The three of them manage 1,200 acres combined from two of their family’s historic farms, one from Justin’s great-great-great grandfather Johann S., and the other from his great-grandfather, Herb K. From when he was young, Justin had little doubt that he would farm, “I grew up sitting on my Dad’s lap driving the tractor through the field and loving every minute of it.”
While sustainable farming practices are not new on the farm, Justin is helping employ some of the newer principles gleaned from his MSU studies to complement those practices. For example, the farm has modified the practice of taking soil samples by using a yield monitor on the farm’s combine to identify high- and low-yielding spots in the fields. They can then fine-tune soil-sampling points and adjust fertilizer applications to deliver high quality wheat while boosting yields.

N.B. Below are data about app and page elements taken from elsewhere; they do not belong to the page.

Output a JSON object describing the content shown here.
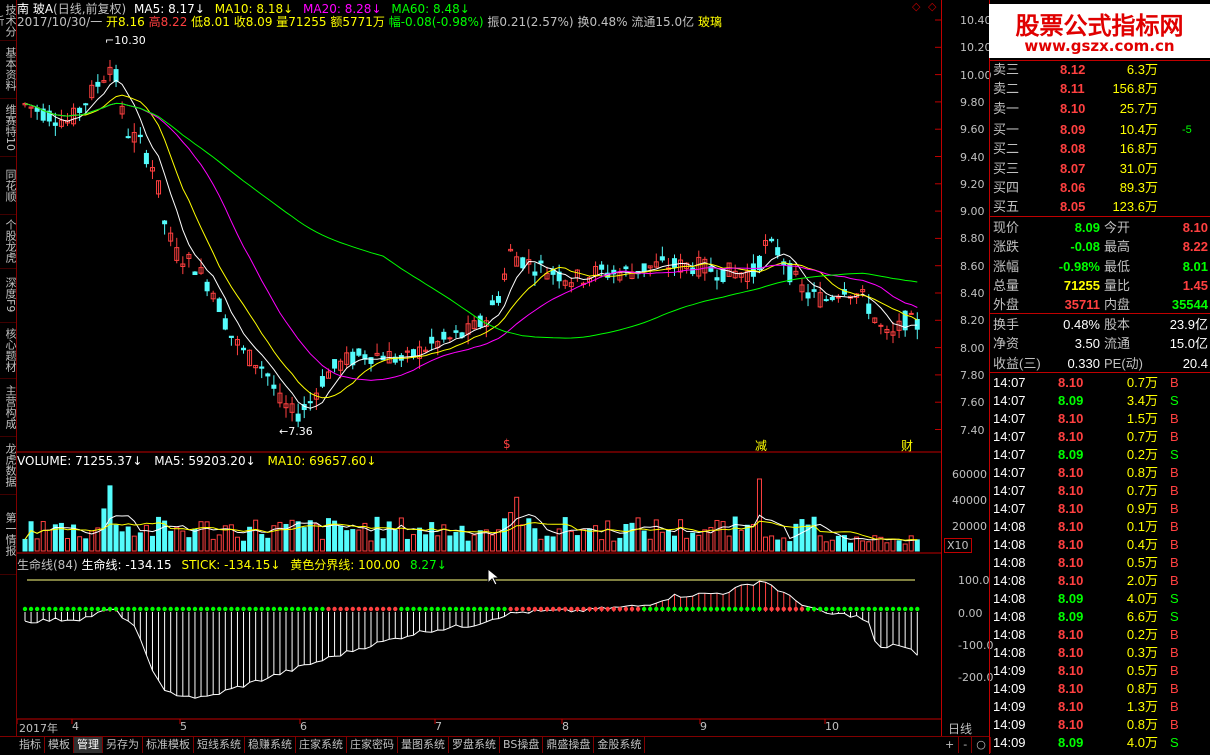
{
  "left_tabs": [
    "技术分析",
    "基本资料",
    "维赛特10",
    "同花顺",
    "个股龙虎",
    "深度F9",
    "核心题材",
    "主营构成",
    "龙虎数据",
    "第一情报"
  ],
  "header": {
    "stock": "南 玻A",
    "mode": "(日线,前复权)",
    "ma5": "MA5: 8.17",
    "ma10": "MA10: 8.18",
    "ma20": "MA20: 8.28",
    "ma60": "MA60: 8.48",
    "date": "2017/10/30/一",
    "open": "开8.16",
    "high": "高8.22",
    "low": "低8.01",
    "close": "收8.09",
    "vol": "量71255",
    "amount": "额5771万",
    "change": "幅-0.08(-0.98%)",
    "amp": "振0.21(2.57%)",
    "turnover": "换0.48%",
    "float": "流通15.0亿",
    "industry": "玻璃"
  },
  "annotations": {
    "high_mark": "10.30",
    "low_mark": "7.36",
    "m1": "$",
    "m2": "减",
    "m3": "财"
  },
  "price_axis": [
    "10.40",
    "10.20",
    "10.00",
    "9.80",
    "9.60",
    "9.40",
    "9.20",
    "9.00",
    "8.80",
    "8.60",
    "8.40",
    "8.20",
    "8.00",
    "7.80",
    "7.60",
    "7.40"
  ],
  "volume_header": {
    "vol": "VOLUME: 71255.37",
    "ma5": "MA5: 59203.20",
    "ma10": "MA10: 69657.60"
  },
  "volume_axis": [
    "60000",
    "40000",
    "20000"
  ],
  "volume_unit": "X10",
  "ind_header": {
    "name": "生命线(84)",
    "life": "生命线: -134.15",
    "stick": "STICK: -134.15",
    "yellow": "黄色分界线: 100.00",
    "extra": "8.27"
  },
  "ind_axis": [
    "100.0",
    "0.00",
    "-100.0",
    "-200.0"
  ],
  "x_axis": [
    "2017年",
    "4",
    "5",
    "6",
    "7",
    "8",
    "9",
    "10"
  ],
  "period": "日线",
  "bottom_tabs": [
    "指标",
    "模板",
    "管理",
    "另存为",
    "标准模板",
    "短线系统",
    "稳赚系统",
    "庄家系统",
    "庄家密码",
    "量图系统",
    "罗盘系统",
    "BS操盘",
    "鼎盛操盘",
    "金股系统"
  ],
  "bottom_controls": [
    "+",
    "-",
    "○"
  ],
  "logo": {
    "title": "股票公式指标网",
    "url": "www.gszx.com.cn"
  },
  "order_book": [
    {
      "label": "卖三",
      "price": "8.12",
      "vol": "6.3万"
    },
    {
      "label": "卖二",
      "price": "8.11",
      "vol": "156.8万"
    },
    {
      "label": "卖一",
      "price": "8.10",
      "vol": "25.7万"
    },
    {
      "label": "买一",
      "price": "8.09",
      "vol": "10.4万",
      "extra": "-5"
    },
    {
      "label": "买二",
      "price": "8.08",
      "vol": "16.8万"
    },
    {
      "label": "买三",
      "price": "8.07",
      "vol": "31.0万"
    },
    {
      "label": "买四",
      "price": "8.06",
      "vol": "89.3万"
    },
    {
      "label": "买五",
      "price": "8.05",
      "vol": "123.6万"
    }
  ],
  "quote": [
    {
      "l1": "现价",
      "v1": "8.09",
      "l2": "今开",
      "v2": "8.10"
    },
    {
      "l1": "涨跌",
      "v1": "-0.08",
      "l2": "最高",
      "v2": "8.22"
    },
    {
      "l1": "涨幅",
      "v1": "-0.98%",
      "l2": "最低",
      "v2": "8.01"
    },
    {
      "l1": "总量",
      "v1": "71255",
      "l2": "量比",
      "v2": "1.45"
    },
    {
      "l1": "外盘",
      "v1": "35711",
      "l2": "内盘",
      "v2": "35544"
    }
  ],
  "stats": [
    {
      "l1": "换手",
      "v1": "0.48%",
      "l2": "股本",
      "v2": "23.9亿"
    },
    {
      "l1": "净资",
      "v1": "3.50",
      "l2": "流通",
      "v2": "15.0亿"
    },
    {
      "l1": "收益(三)",
      "v1": "0.330",
      "l2": "PE(动)",
      "v2": "20.4"
    }
  ],
  "ticks": [
    {
      "t": "14:07",
      "p": "8.10",
      "v": "0.7万",
      "s": "B"
    },
    {
      "t": "14:07",
      "p": "8.09",
      "v": "3.4万",
      "s": "S"
    },
    {
      "t": "14:07",
      "p": "8.10",
      "v": "1.5万",
      "s": "B"
    },
    {
      "t": "14:07",
      "p": "8.10",
      "v": "0.7万",
      "s": "B"
    },
    {
      "t": "14:07",
      "p": "8.09",
      "v": "0.2万",
      "s": "S"
    },
    {
      "t": "14:07",
      "p": "8.10",
      "v": "0.8万",
      "s": "B"
    },
    {
      "t": "14:07",
      "p": "8.10",
      "v": "0.7万",
      "s": "B"
    },
    {
      "t": "14:07",
      "p": "8.10",
      "v": "0.9万",
      "s": "B"
    },
    {
      "t": "14:08",
      "p": "8.10",
      "v": "0.1万",
      "s": "B"
    },
    {
      "t": "14:08",
      "p": "8.10",
      "v": "0.4万",
      "s": "B"
    },
    {
      "t": "14:08",
      "p": "8.10",
      "v": "0.5万",
      "s": "B"
    },
    {
      "t": "14:08",
      "p": "8.10",
      "v": "2.0万",
      "s": "B"
    },
    {
      "t": "14:08",
      "p": "8.09",
      "v": "4.0万",
      "s": "S"
    },
    {
      "t": "14:08",
      "p": "8.09",
      "v": "6.6万",
      "s": "S"
    },
    {
      "t": "14:08",
      "p": "8.10",
      "v": "0.2万",
      "s": "B"
    },
    {
      "t": "14:08",
      "p": "8.10",
      "v": "0.3万",
      "s": "B"
    },
    {
      "t": "14:09",
      "p": "8.10",
      "v": "0.5万",
      "s": "B"
    },
    {
      "t": "14:09",
      "p": "8.10",
      "v": "0.8万",
      "s": "B"
    },
    {
      "t": "14:09",
      "p": "8.10",
      "v": "1.3万",
      "s": "B"
    },
    {
      "t": "14:09",
      "p": "8.10",
      "v": "0.8万",
      "s": "B"
    },
    {
      "t": "14:09",
      "p": "8.09",
      "v": "4.0万",
      "s": "S"
    }
  ]
}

Through the use of precision agriculture technology, Justin estimates that his farm is averaging a 20% reduction on fertilizer use, while improving crop yields.
On most of their tractors, they also are placing a GPS receiver. Each catches satellite signals and, in effect, steers itself through the fields and plants crops in perfectly straight rows. This approach saves fuel, labor time and wear on the tractor driver.